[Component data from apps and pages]
**********

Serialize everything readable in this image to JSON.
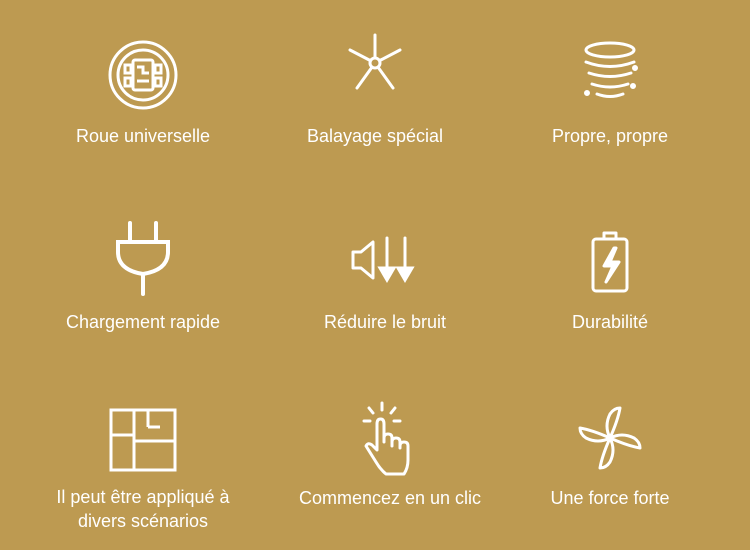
{
  "features": [
    {
      "label": "Roue universelle",
      "icon": "wheel-icon"
    },
    {
      "label": "Balayage spécial",
      "icon": "side-brush-icon"
    },
    {
      "label": "Propre, propre",
      "icon": "cyclone-icon"
    },
    {
      "label": "Chargement rapide",
      "icon": "plug-icon"
    },
    {
      "label": "Réduire le bruit",
      "icon": "noise-reduction-icon"
    },
    {
      "label": "Durabilité",
      "icon": "battery-icon"
    },
    {
      "label": "Il peut être appliqué à divers scénarios",
      "icon": "floor-plan-icon"
    },
    {
      "label": "Commencez en un clic",
      "icon": "one-click-icon"
    },
    {
      "label": "Une force forte",
      "icon": "fan-icon"
    }
  ],
  "colors": {
    "background": "#bd9a51",
    "foreground": "#ffffff"
  }
}
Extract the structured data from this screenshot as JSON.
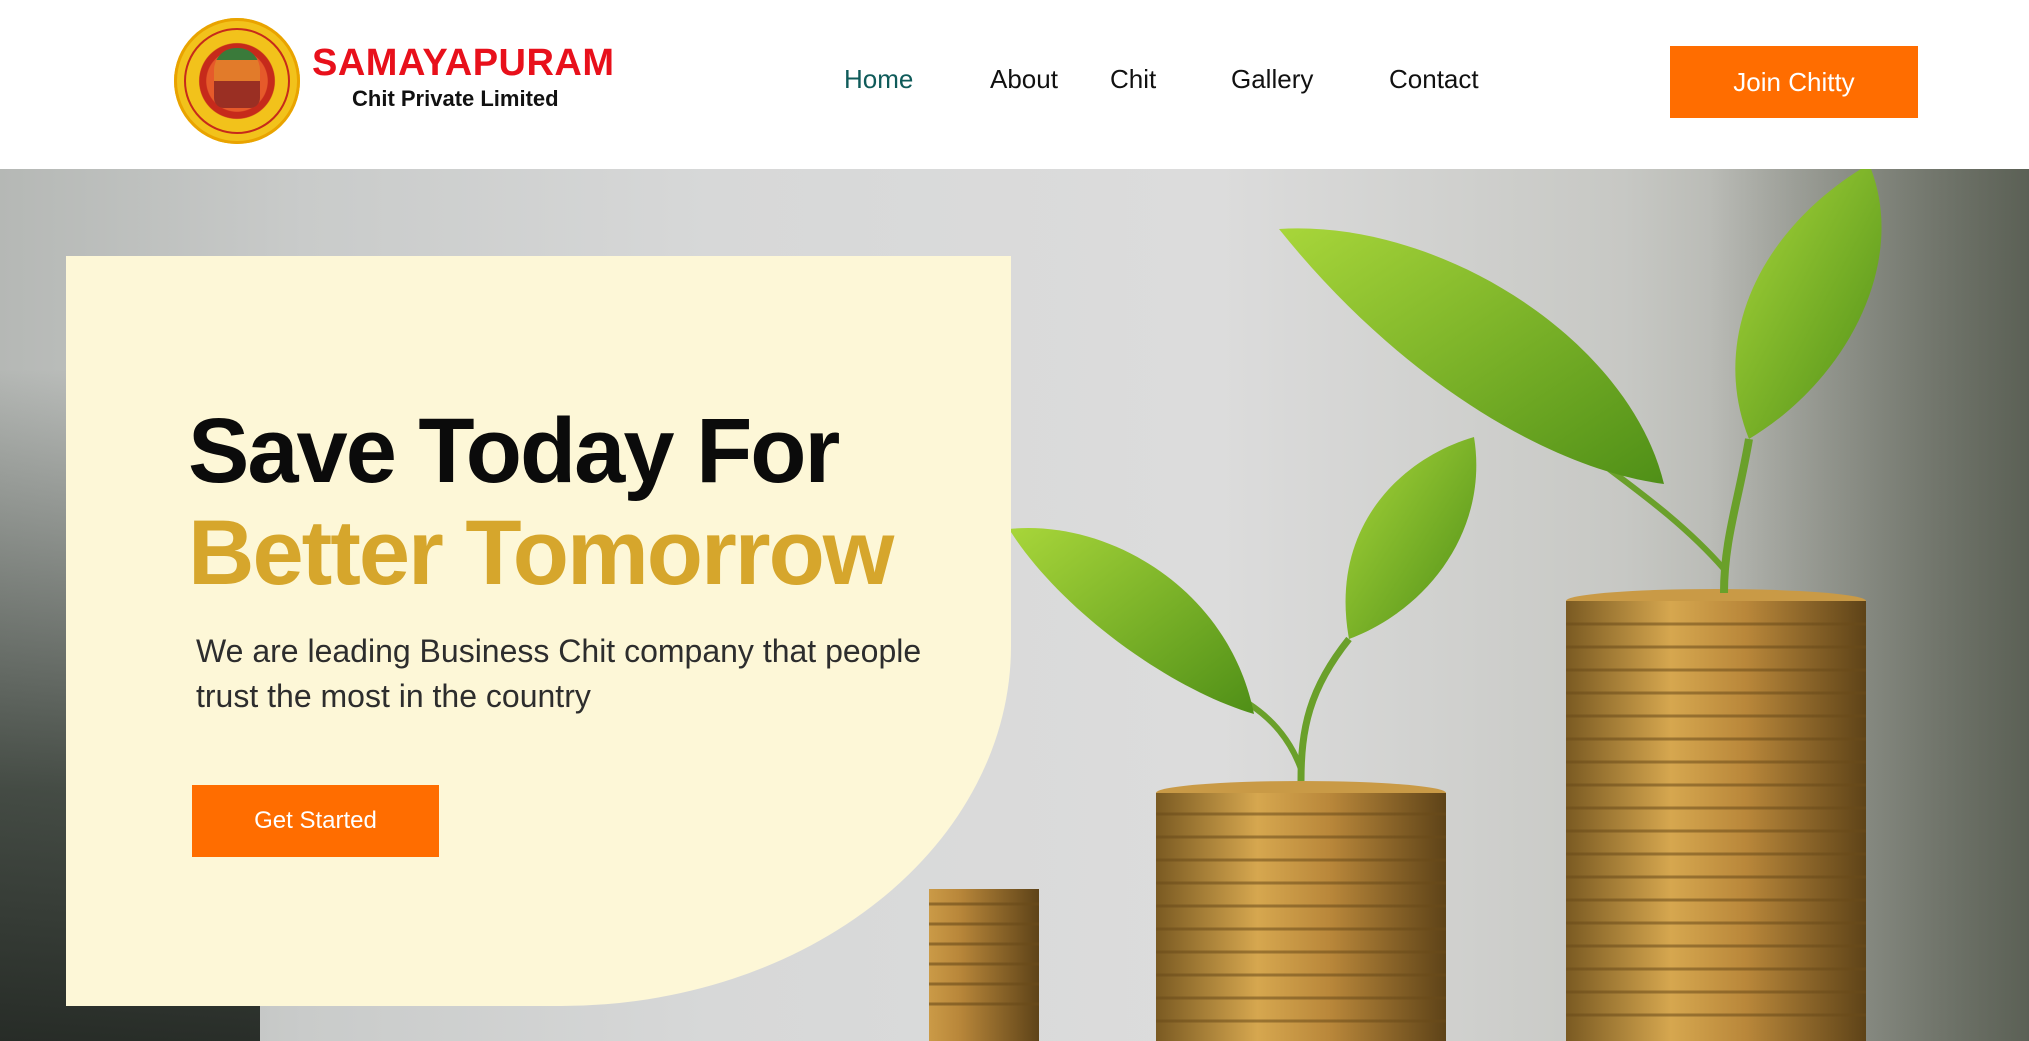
{
  "brand": {
    "title": "SAMAYAPURAM",
    "subtitle": "Chit Private Limited",
    "seal_text": "SAMAYAPURAM CHIT PRIVATE LIMITED"
  },
  "nav": {
    "items": [
      "Home",
      "About",
      "Chit",
      "Gallery",
      "Contact"
    ],
    "active": "Home"
  },
  "header": {
    "join_label": "Join Chitty"
  },
  "hero": {
    "headline_line1": "Save Today For",
    "headline_line2": "Better Tomorrow",
    "description": "We are leading Business Chit company that people trust the most in the country",
    "cta_label": "Get Started"
  },
  "colors": {
    "accent": "#ff6d00",
    "brand_red": "#e8101b",
    "gold": "#d6a62c",
    "nav_active": "#0f5b5a",
    "card_bg": "#fdf7d7"
  },
  "icons": [
    "logo-seal-icon",
    "coin-stack-icon",
    "plant-sprout-icon"
  ]
}
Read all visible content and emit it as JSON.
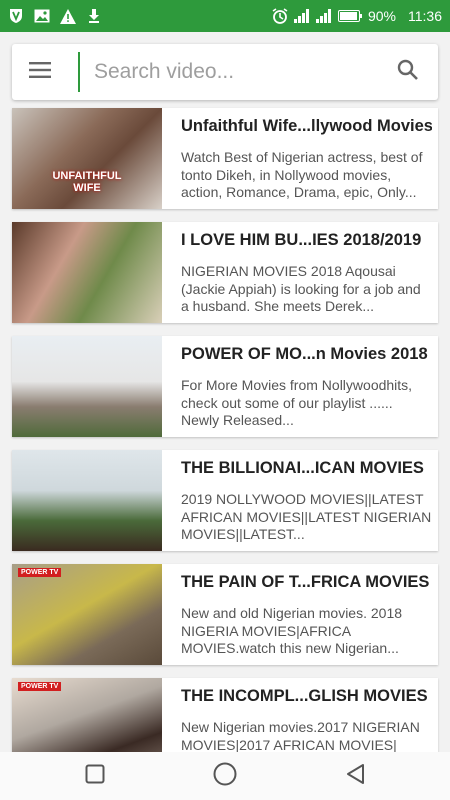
{
  "statusbar": {
    "left_icons": [
      "shield-app-icon",
      "image-notification-icon",
      "warning-icon",
      "download-icon"
    ],
    "right_icons": [
      "alarm-icon",
      "signal-icon",
      "signal-icon",
      "battery-icon"
    ],
    "battery": "90%",
    "time": "11:36",
    "color": "#2e9a3c"
  },
  "search": {
    "placeholder": "Search video..."
  },
  "videos": [
    {
      "title": "Unfaithful Wife...llywood Movies",
      "description": "Watch Best of Nigerian actress, best of tonto Dikeh, in Nollywood movies, action, Romance, Drama, epic, Only...",
      "thumb_text": "UNFAITHFUL WIFE",
      "thumb_colors": [
        "#b8b0a8",
        "#7a5c4a",
        "#d8d0c8"
      ]
    },
    {
      "title": "I LOVE HIM BU...IES 2018/2019",
      "description": "NIGERIAN MOVIES 2018 Aqousai (Jackie Appiah) is looking for a job and a husband. She meets Derek...",
      "thumb_text": "",
      "thumb_colors": [
        "#6f8a4a",
        "#5a3a2a",
        "#c89a88"
      ]
    },
    {
      "title": "POWER OF MO...n Movies 2018",
      "description": "For More Movies from Nollywoodhits, check out some of our playlist ...... Newly Released...",
      "thumb_text": "",
      "thumb_colors": [
        "#e6e6e6",
        "#8a7d70",
        "#6a5040"
      ]
    },
    {
      "title": "THE BILLIONAI...ICAN MOVIES",
      "description": "2019 NOLLYWOOD MOVIES||LATEST AFRICAN MOVIES||LATEST NIGERIAN MOVIES||LATEST...",
      "thumb_text": "",
      "thumb_colors": [
        "#cfd8dc",
        "#4a6a3a",
        "#3a2a20"
      ]
    },
    {
      "title": "THE PAIN OF T...FRICA MOVIES",
      "description": "New and old Nigerian movies. 2018 NIGERIA MOVIES|AFRICA MOVIES.watch this new Nigerian...",
      "thumb_text": "POWER TV",
      "thumb_colors": [
        "#9a8e78",
        "#c8b84a",
        "#5a4a3a"
      ]
    },
    {
      "title": "THE INCOMPL...GLISH MOVIES",
      "description": "New Nigerian movies.2017 NIGERIAN MOVIES|2017 AFRICAN MOVIES|",
      "thumb_text": "POWER TV",
      "thumb_colors": [
        "#b0a8a0",
        "#3a2a24",
        "#e8dcd0"
      ]
    }
  ],
  "navbar": {
    "icons": [
      "recent-apps-icon",
      "home-icon",
      "back-icon"
    ]
  }
}
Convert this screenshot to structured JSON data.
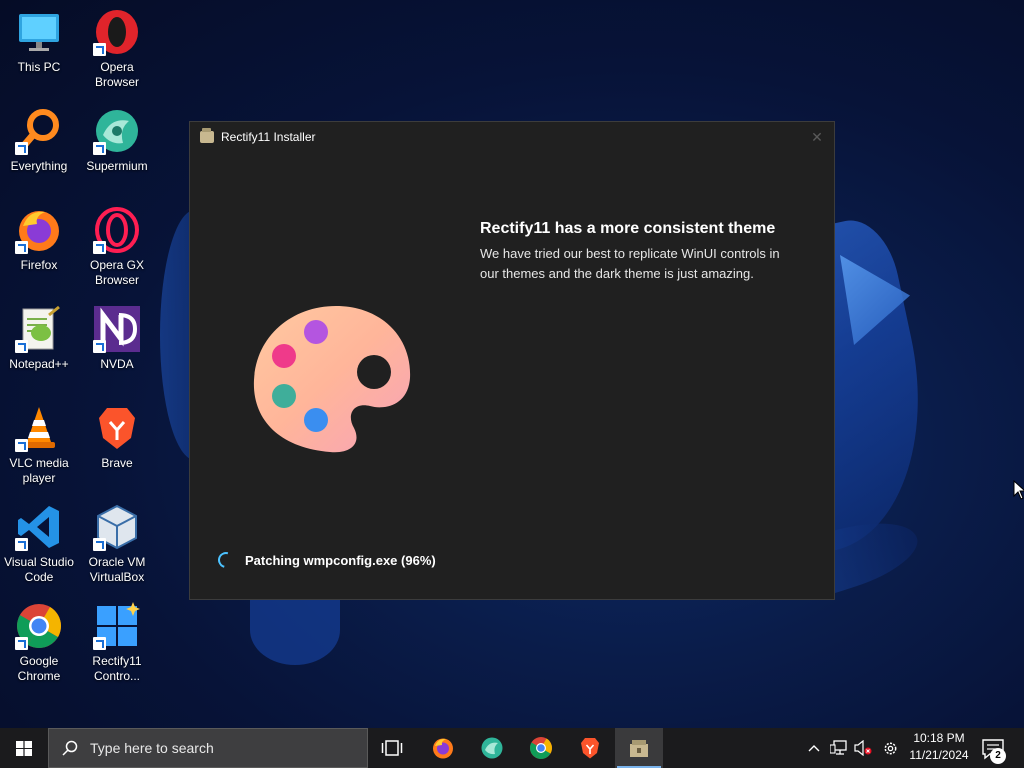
{
  "desktop": {
    "icons": [
      {
        "label": "This PC",
        "icon": "monitor-icon"
      },
      {
        "label": "Opera Browser",
        "icon": "opera-icon"
      },
      {
        "label": "Everything",
        "icon": "everything-search-icon"
      },
      {
        "label": "Supermium",
        "icon": "supermium-icon"
      },
      {
        "label": "Firefox",
        "icon": "firefox-icon"
      },
      {
        "label": "Opera GX Browser",
        "icon": "opera-gx-icon"
      },
      {
        "label": "Notepad++",
        "icon": "notepadpp-icon"
      },
      {
        "label": "NVDA",
        "icon": "nvda-icon"
      },
      {
        "label": "VLC media player",
        "icon": "vlc-cone-icon"
      },
      {
        "label": "Brave",
        "icon": "brave-lion-icon"
      },
      {
        "label": "Visual Studio Code",
        "icon": "vscode-icon"
      },
      {
        "label": "Oracle VM VirtualBox",
        "icon": "virtualbox-cube-icon"
      },
      {
        "label": "Google Chrome",
        "icon": "chrome-icon"
      },
      {
        "label": "Rectify11 Contro...",
        "icon": "rectify11-control-icon"
      }
    ]
  },
  "installer": {
    "title": "Rectify11 Installer",
    "close_glyph": "✕",
    "heading": "Rectify11 has a more consistent theme",
    "description": "We have tried our best to replicate WinUI controls in our themes and the dark theme is just amazing.",
    "status": "Patching wmpconfig.exe (96%)",
    "progress_percent": 96,
    "accent": "#4cc2ff"
  },
  "taskbar": {
    "search_placeholder": "Type here to search",
    "pinned": [
      "task-view-icon",
      "firefox-icon",
      "supermium-icon",
      "chrome-icon",
      "brave-icon",
      "rectify11-installer-icon"
    ],
    "active": "rectify11-installer-icon",
    "tray": [
      "chevron-up-icon",
      "network-icon",
      "volume-muted-icon",
      "settings-gear-icon"
    ],
    "time": "10:18 PM",
    "date": "11/21/2024",
    "notification_count": "2"
  }
}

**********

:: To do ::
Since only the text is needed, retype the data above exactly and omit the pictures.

:: Reply to the exercise ::
Serialize everything readable in this image to JSON.
{
  "features": [
    {
      "label": "Roue universelle",
      "icon": "wheel-icon"
    },
    {
      "label": "Balayage spécial",
      "icon": "side-brush-icon"
    },
    {
      "label": "Propre, propre",
      "icon": "cyclone-icon"
    },
    {
      "label": "Chargement rapide",
      "icon": "plug-icon"
    },
    {
      "label": "Réduire le bruit",
      "icon": "noise-reduction-icon"
    },
    {
      "label": "Durabilité",
      "icon": "battery-icon"
    },
    {
      "label": "Il peut être appliqué à divers scénarios",
      "icon": "floor-plan-icon"
    },
    {
      "label": "Commencez en un clic",
      "icon": "one-click-icon"
    },
    {
      "label": "Une force forte",
      "icon": "fan-icon"
    }
  ],
  "colors": {
    "background": "#bd9a51",
    "foreground": "#ffffff"
  }
}
Extract the structured data from this screenshot as JSON.
{
  "brand": {
    "title": "SAMAYAPURAM",
    "subtitle": "Chit Private Limited",
    "seal_text": "SAMAYAPURAM CHIT PRIVATE LIMITED"
  },
  "nav": {
    "items": [
      "Home",
      "About",
      "Chit",
      "Gallery",
      "Contact"
    ],
    "active": "Home"
  },
  "header": {
    "join_label": "Join Chitty"
  },
  "hero": {
    "headline_line1": "Save Today For",
    "headline_line2": "Better Tomorrow",
    "description": "We are leading Business Chit company that people trust the most in the country",
    "cta_label": "Get Started"
  },
  "colors": {
    "accent": "#ff6d00",
    "brand_red": "#e8101b",
    "gold": "#d6a62c",
    "nav_active": "#0f5b5a",
    "card_bg": "#fdf7d7"
  },
  "icons": [
    "logo-seal-icon",
    "coin-stack-icon",
    "plant-sprout-icon"
  ]
}
Read all visible content and emit it as JSON.
{
  "statusbar": {
    "left_icons": [
      "shield-app-icon",
      "image-notification-icon",
      "warning-icon",
      "download-icon"
    ],
    "right_icons": [
      "alarm-icon",
      "signal-icon",
      "signal-icon",
      "battery-icon"
    ],
    "battery": "90%",
    "time": "11:36",
    "color": "#2e9a3c"
  },
  "search": {
    "placeholder": "Search video..."
  },
  "videos": [
    {
      "title": "Unfaithful Wife...llywood Movies",
      "description": "Watch Best of Nigerian actress, best of tonto Dikeh, in Nollywood movies, action, Romance, Drama, epic, Only...",
      "thumb_text": "UNFAITHFUL WIFE",
      "thumb_colors": [
        "#b8b0a8",
        "#7a5c4a",
        "#d8d0c8"
      ]
    },
    {
      "title": "I LOVE HIM BU...IES 2018/2019",
      "description": "NIGERIAN MOVIES 2018 Aqousai (Jackie Appiah) is looking for a job and a husband. She meets Derek...",
      "thumb_text": "",
      "thumb_colors": [
        "#6f8a4a",
        "#5a3a2a",
        "#c89a88"
      ]
    },
    {
      "title": "POWER OF MO...n Movies 2018",
      "description": "For More Movies from Nollywoodhits, check out some of our playlist ...... Newly Released...",
      "thumb_text": "",
      "thumb_colors": [
        "#e6e6e6",
        "#8a7d70",
        "#6a5040"
      ]
    },
    {
      "title": "THE BILLIONAI...ICAN MOVIES",
      "description": "2019 NOLLYWOOD MOVIES||LATEST AFRICAN MOVIES||LATEST NIGERIAN MOVIES||LATEST...",
      "thumb_text": "",
      "thumb_colors": [
        "#cfd8dc",
        "#4a6a3a",
        "#3a2a20"
      ]
    },
    {
      "title": "THE PAIN OF T...FRICA MOVIES",
      "description": "New and old Nigerian movies. 2018 NIGERIA MOVIES|AFRICA MOVIES.watch this new Nigerian...",
      "thumb_text": "POWER TV",
      "thumb_colors": [
        "#9a8e78",
        "#c8b84a",
        "#5a4a3a"
      ]
    },
    {
      "title": "THE INCOMPL...GLISH MOVIES",
      "description": "New Nigerian movies.2017 NIGERIAN MOVIES|2017 AFRICAN MOVIES|",
      "thumb_text": "POWER TV",
      "thumb_colors": [
        "#b0a8a0",
        "#3a2a24",
        "#e8dcd0"
      ]
    }
  ],
  "navbar": {
    "icons": [
      "recent-apps-icon",
      "home-icon",
      "back-icon"
    ]
  }
}
Convert this screenshot to structured JSON data.
{
  "desktop": {
    "icons": [
      {
        "label": "This PC",
        "icon": "monitor-icon"
      },
      {
        "label": "Opera Browser",
        "icon": "opera-icon"
      },
      {
        "label": "Everything",
        "icon": "everything-search-icon"
      },
      {
        "label": "Supermium",
        "icon": "supermium-icon"
      },
      {
        "label": "Firefox",
        "icon": "firefox-icon"
      },
      {
        "label": "Opera GX Browser",
        "icon": "opera-gx-icon"
      },
      {
        "label": "Notepad++",
        "icon": "notepadpp-icon"
      },
      {
        "label": "NVDA",
        "icon": "nvda-icon"
      },
      {
        "label": "VLC media player",
        "icon": "vlc-cone-icon"
      },
      {
        "label": "Brave",
        "icon": "brave-lion-icon"
      },
      {
        "label": "Visual Studio Code",
        "icon": "vscode-icon"
      },
      {
        "label": "Oracle VM VirtualBox",
        "icon": "virtualbox-cube-icon"
      },
      {
        "label": "Google Chrome",
        "icon": "chrome-icon"
      },
      {
        "label": "Rectify11 Contro...",
        "icon": "rectify11-control-icon"
      }
    ]
  },
  "installer": {
    "title": "Rectify11 Installer",
    "close_glyph": "✕",
    "heading": "Rectify11 has a more consistent theme",
    "description": "We have tried our best to replicate WinUI controls in our themes and the dark theme is just amazing.",
    "status": "Patching wmpconfig.exe (96%)",
    "progress_percent": 96,
    "accent": "#4cc2ff"
  },
  "taskbar": {
    "search_placeholder": "Type here to search",
    "pinned": [
      "task-view-icon",
      "firefox-icon",
      "supermium-icon",
      "chrome-icon",
      "brave-icon",
      "rectify11-installer-icon"
    ],
    "active": "rectify11-installer-icon",
    "tray": [
      "chevron-up-icon",
      "network-icon",
      "volume-muted-icon",
      "settings-gear-icon"
    ],
    "time": "10:18 PM",
    "date": "11/21/2024",
    "notification_count": "2"
  }
}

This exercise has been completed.